Retail sales (excluding cars) increased by 4.7% year on year in January, a rate similar to the 2018 average (4.9% YoY). The advantage of the January comparison is that it is not affected by a different number of working days, and thus indicates real year-on-year sales growth. Compared to December 2018, affected by calendar bias this figure is slightly stronger (4.7% vs 4.3% working day adjusted), mainly due to non-food goods sales.
Czech retail sales
close to the 2018 avg of 4.9%
Non-food items accelerated again
A closer look reveals some slowdown in food sales, up by less than 1% YoY in January. This was below the average 2% growth of 2018 (working day adjusted). On the other hand, non-food sales growth accelerated to 7.8% after a somewhat weaker December, and in line with 2018-average dynamics. According to the CZSO, the strongest sales were recorded in shops focused on sport - favorable snow conditions contributed to increased purchases of new winter equipment in January. However, the 23% YoY growth for this sub-segment came on a very low base from last year.

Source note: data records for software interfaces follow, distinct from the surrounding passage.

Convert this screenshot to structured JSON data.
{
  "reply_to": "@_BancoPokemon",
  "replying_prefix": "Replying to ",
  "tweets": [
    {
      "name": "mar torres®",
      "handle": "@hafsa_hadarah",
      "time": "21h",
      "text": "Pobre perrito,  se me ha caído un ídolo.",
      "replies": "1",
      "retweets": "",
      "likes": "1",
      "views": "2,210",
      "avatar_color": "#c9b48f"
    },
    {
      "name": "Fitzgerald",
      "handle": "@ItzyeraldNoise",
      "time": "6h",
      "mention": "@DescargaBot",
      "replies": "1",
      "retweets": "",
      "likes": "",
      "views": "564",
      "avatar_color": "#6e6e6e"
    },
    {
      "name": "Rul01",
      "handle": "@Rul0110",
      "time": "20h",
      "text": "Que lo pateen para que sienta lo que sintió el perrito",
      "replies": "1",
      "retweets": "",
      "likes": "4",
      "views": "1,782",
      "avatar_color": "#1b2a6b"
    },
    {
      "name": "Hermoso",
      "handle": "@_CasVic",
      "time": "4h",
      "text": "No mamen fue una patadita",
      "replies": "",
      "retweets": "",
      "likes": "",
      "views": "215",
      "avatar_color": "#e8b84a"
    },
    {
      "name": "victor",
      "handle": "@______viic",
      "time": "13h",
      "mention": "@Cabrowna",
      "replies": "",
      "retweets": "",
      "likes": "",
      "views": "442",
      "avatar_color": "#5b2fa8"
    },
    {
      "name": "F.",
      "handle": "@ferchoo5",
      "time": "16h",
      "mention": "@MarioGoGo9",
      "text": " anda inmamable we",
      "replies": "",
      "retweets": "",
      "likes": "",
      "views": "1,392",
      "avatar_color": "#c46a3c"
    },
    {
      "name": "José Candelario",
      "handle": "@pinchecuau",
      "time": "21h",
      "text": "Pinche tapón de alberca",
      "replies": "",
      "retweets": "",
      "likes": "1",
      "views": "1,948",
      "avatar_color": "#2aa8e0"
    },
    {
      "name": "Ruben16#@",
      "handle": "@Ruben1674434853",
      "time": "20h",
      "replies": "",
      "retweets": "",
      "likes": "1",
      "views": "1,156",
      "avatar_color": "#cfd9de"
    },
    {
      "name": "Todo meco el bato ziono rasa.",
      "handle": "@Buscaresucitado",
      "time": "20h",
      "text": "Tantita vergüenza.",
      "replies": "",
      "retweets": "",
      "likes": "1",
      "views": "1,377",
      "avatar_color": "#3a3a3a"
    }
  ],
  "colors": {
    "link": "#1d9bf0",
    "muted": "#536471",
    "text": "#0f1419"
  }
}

Car sales remain on a weak footing
Car sales were strongly affected by new emissions norms throughout Europe in the second half of 2018. Although EU28 new car registrations are no longer falling and grew by 7% YoY, some countries including the Czech Republic experienced further double digit falls (-17% YoY in CZ). February data suggests that the situation in the Czech economy is also gradually stabilizing, with the YoY figure weakening further to just 7%. Total January car sales fell by 5.1%, the same YoY rate as in December and after taking calendar effects into account.
Retail trade excluding motor vehicles (% YoY, adjusted for calendar days)

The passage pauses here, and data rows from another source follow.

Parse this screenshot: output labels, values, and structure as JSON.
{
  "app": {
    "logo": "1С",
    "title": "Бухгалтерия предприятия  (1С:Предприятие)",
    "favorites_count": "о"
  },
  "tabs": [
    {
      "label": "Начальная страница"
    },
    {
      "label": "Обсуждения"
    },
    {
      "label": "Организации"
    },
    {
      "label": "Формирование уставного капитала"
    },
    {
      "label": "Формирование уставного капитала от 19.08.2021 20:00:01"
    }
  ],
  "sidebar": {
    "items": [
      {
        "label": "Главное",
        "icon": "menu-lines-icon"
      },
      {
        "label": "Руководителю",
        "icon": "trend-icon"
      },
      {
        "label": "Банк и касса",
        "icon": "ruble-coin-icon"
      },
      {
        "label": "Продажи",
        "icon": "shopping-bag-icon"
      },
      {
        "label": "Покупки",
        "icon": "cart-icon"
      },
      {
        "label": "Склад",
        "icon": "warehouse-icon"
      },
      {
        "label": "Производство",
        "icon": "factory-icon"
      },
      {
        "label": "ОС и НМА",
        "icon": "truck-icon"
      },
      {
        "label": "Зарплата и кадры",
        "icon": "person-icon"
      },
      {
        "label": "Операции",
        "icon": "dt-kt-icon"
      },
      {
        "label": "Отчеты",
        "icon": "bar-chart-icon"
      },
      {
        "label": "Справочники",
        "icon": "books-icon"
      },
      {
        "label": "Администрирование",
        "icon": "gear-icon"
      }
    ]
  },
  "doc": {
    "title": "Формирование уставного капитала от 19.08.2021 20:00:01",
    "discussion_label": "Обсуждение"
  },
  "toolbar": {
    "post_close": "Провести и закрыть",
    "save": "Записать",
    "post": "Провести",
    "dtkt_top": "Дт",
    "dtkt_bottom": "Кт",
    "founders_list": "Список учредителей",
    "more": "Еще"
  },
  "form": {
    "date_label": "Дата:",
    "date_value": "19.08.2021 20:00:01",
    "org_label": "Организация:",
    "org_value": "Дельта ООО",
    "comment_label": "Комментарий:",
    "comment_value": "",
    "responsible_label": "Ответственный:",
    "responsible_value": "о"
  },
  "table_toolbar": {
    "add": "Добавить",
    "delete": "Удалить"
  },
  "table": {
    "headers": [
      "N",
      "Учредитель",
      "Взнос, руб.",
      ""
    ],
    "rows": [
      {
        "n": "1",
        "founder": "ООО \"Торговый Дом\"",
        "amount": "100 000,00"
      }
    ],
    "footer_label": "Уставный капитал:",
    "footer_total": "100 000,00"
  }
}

Retail sales likely to slow further this year, to close to 4%
Retail sales grew at slightly below 5% in 2018 after growing at 5.5% in 2017. This year, a further moderate slowdown in retail sales growth can be expected - due to weaker economic growth and slightly weaker wage dynamics. Retail sales might also be affected by the fact that households are signalling their intention to save more, amid concerns about the economic outlook. Last but not least, data on the structure of household consumption in 4Q18 indicates that households are slightly reducing their spending on goods, but are increasing spending on services. This might be due to demand for some goods becoming saturated and so households using ther higher income for services. This combination of factors should lead to slightly weaker retail dynamics this year and we estimate a level of 4%. However, total household consumption should still be one of the main factors supporting domestic economic growth this year and should remain solidly above the EU-average, as in recent years.